“Despacito” is also distinct from the last era in which Latin-derived music crossed over at U.S. Top 40 radio: the so-called Latin-pop boomlet of 1999, a fun, harmless, and fairly inauthentic bit of cultural hybridization. Kicked off by a now-legendary megawatt performance by rising star Ricky Martin of his World Cup anthem “La Copa de la Vida” at the 1999 Grammys, the boomlet saw Martin, actress-turned-singer Jennifer Lopez, her future husband and legit salsa star Marc Anthony, Latin-music scion Enrique Iglesias, and Rock and Roll Hall of Famer Carlos Santana all scoring massive U.S. pop hits. But it wasn’t actually much of a crossover moment—all of the hits were in English. (Even Igelsias’ chart-topper “Bailamos,” which was total Anglo pop beyond its title.) And the songs were conceived for U.S. pop radio first and bore few ties to the songwriters and production sounds of then-current Latin pop. Martin’s blockbuster “Livin’ la Vida Loca” was penned by Desmond Child, the songwriter-for-hire behind three prior Bon Jovi No. 1s. Lopez’s “If You Had My Love” was assembly-line pop-and-B from producer Rodney Jerkins. And Santana’s “Smooth” was co-written and sung by Matchbox 20’s Rob Thomas. Essentially, ’99’s Latin explosion was a magazine listicle masquerading as a genre: a bunch of pop acts with varying forms of Latin radio bona fides, largely singing in English in the year of peak Total Request Live. The movement was also short-lived—it lasted just long enough for Colombian rock star Shakira to successfully follow the English-crossover playbook in 2001, but by 2004, Luis Fonsi’s own attempt to record in English utterly flopped, and Cuban performer Pitbull had to convert himself from a reggaetón-style rapper to a club-pop frontman to start scoring serious U.S. hits.
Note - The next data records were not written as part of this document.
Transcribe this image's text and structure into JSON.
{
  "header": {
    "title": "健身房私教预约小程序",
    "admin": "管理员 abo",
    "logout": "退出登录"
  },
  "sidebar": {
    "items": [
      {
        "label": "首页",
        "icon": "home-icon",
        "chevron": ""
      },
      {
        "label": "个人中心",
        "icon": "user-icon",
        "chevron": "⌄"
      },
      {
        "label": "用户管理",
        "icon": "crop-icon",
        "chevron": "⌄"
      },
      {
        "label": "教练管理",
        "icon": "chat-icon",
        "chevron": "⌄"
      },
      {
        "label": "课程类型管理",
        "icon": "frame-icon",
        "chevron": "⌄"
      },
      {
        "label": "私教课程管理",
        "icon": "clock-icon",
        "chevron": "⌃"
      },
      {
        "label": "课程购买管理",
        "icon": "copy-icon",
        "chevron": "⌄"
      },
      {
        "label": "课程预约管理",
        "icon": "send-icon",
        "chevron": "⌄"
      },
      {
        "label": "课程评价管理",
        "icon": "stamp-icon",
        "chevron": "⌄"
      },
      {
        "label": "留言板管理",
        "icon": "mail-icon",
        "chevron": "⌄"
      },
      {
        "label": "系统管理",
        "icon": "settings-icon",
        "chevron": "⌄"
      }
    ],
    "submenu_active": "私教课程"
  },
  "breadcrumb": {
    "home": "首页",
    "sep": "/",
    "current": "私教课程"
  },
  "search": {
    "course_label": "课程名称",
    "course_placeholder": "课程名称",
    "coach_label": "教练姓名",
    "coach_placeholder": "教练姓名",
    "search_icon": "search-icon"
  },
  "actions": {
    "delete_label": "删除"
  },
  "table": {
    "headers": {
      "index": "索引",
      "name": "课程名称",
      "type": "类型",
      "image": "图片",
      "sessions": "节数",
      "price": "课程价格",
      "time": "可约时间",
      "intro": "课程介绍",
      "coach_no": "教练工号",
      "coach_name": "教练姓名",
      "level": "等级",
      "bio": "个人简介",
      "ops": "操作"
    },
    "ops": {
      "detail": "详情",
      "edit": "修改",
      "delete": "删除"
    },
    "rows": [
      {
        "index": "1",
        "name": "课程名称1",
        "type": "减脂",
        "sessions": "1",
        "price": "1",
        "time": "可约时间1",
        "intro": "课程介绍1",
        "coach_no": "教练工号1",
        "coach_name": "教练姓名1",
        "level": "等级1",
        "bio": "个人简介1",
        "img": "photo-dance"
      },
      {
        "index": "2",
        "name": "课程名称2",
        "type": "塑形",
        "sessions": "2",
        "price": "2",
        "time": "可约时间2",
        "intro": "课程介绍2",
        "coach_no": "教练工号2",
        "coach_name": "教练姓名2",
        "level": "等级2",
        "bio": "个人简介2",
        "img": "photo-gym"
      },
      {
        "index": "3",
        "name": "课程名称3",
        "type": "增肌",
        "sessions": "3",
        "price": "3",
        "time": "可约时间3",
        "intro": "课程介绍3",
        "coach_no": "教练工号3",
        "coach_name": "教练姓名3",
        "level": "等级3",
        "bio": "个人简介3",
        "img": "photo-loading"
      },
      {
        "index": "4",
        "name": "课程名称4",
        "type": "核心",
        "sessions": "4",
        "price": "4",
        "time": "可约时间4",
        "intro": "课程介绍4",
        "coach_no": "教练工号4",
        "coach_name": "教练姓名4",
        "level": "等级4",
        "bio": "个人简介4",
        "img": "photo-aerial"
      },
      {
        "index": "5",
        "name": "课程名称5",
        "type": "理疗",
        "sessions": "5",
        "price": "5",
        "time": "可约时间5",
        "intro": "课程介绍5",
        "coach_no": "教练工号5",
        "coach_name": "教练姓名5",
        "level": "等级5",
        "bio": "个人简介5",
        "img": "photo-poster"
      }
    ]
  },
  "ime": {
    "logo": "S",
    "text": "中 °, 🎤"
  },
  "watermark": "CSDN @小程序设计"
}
In short, “Despacito” is unique, even if it took a white Canadian pop star to bring it to No. 1. It’s arguably the first authentic Latin pop song to top the big chart, the truest representation of what the music actually sounds like on Spanish-language radio to cross over to anglophone audiences. True, it was conceived by Fonsi as a multigenre Frankenstein’s monster from the outset, and as such the track is not a pure representation of any one strain of traditional Latin music. There’s no bachata or ranchera in it—although the song is now such a smash that cover acts are swooping in to fill in those gaps. Even Fonsi himself is now, post-Bieber, serving up different genre flavors of his smash, including a rap-free Latin pure-pop version and a more clubby, percolating “urban” mix. Airplay, sales, and streams of these Fonsi editions will all contribute to the song’s Hot 100 status and, in turn, its Song of Summer contention. Come Labor Day, if “Despacito” has won the title, we’ll have to give props not just to Justin but to Luis Fonsi himself, who hustled for his crossover moment even before the Canadian radio magician smiled upon him.
Content retrieved from: https://slate.com/culture/2017/05/why-luis-fonsi-and-justin-biebers-despacito-is-no-1.html.